The real drama came in the second half though. French defender Patrick Battiston, who’d only been on the pitch ten minutes, was trying to latch onto a through ball when German goalkeeper Toni Schumacher raced out to intervene. Battiston flicked the ball past Schumacher but the German crashed into Battiston, breaking his jaw and knocking out two of his teeth in the process.
Somewhat amazingly, Dutch referee Charles Corver gave nothing more than a goal kick, despite the near decapitation.
Christian Lopez replaced the stretchered-off Battiston, and another French defender, Manuel Amoros almost won the game when his long range effort smashed against the bar in the final minute.
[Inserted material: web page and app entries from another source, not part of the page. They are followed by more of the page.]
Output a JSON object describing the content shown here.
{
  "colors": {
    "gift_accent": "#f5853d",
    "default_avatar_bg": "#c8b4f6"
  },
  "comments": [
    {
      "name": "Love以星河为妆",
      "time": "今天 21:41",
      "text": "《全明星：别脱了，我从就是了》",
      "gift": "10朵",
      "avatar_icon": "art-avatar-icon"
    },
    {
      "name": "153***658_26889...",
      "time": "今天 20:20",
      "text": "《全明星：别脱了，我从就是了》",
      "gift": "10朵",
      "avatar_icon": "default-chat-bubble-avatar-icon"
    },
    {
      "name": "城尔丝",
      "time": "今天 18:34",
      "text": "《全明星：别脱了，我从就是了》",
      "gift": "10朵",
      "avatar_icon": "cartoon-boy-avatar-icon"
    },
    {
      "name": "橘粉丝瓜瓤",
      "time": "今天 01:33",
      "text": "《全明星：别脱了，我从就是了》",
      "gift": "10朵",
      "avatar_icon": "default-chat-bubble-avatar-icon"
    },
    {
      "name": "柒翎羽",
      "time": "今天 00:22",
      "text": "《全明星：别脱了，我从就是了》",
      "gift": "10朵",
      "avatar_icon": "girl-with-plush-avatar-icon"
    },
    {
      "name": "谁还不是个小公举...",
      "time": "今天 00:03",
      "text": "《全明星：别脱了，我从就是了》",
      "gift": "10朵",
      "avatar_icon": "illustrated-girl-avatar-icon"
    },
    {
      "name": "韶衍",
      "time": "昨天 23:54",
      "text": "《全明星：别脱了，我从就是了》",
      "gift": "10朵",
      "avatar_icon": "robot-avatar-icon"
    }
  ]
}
Extra time was only two minutes old when France’s sweeper Marius Trésor hit a swerving volley beyond Schumacher to put the French ahead. Six minutes later and the Germans were hit on the counter; Alain Giresse driving in off the post to seemingly put the game to bed.
But the Germans refused to give up. Karl-Heinz Rummenigge, on as a sub, converted a cross with a near-post finish with the outside of his boot on 102 minutes for 3-2.
The comeback was on, and an acrobatic bicycle kick from Klaus Fischer leveled the scores three minutes into the second period of extra-time to take the match to the first ever penalty shootout at the World Cup Finals.
After five penalites France were 3-2 up when Uli Stielike became the first player to fail to convert a penalty in a World Cup Finals shootout.
But then Schumacher stepped forward, lifted the tearful Stielike from the ground, and promptly saved Didier Six’s effort.
With Germany handed the lifeline they needed Littbarski converted his penalty, followed by Platini for France, and then Rummenigge for Germany as the tension became unbearable. France defender Maxime Bossis then had his kick parried by Schumacher – who shouldn’t have been on the pitch of course – and Hrubesch stepped up to score the winning kick.
Perhaps the almighty efforts of West Germany in this match took too much of a toll as the Italians seemed much the fresher side in the final. Antonio Cabrini missed a penalty in the first half but they weren’t to be denied, rattling in three in the second half through Rossi, Tardelli and Altobelli.
With seven minutes left Paul Breitner pulled one back but it was all a bridge too far for Josef Derwall’s men who were second best on the night.
Magath would suffer similar heartbreak four years later; again West Germany made it all the way to the final but this time they were pipped 3-2 by Argentina in Mexico, in what was one of his final appearances before retiring.
Big thanks to our friends at Football Stickipedia for access to their archive.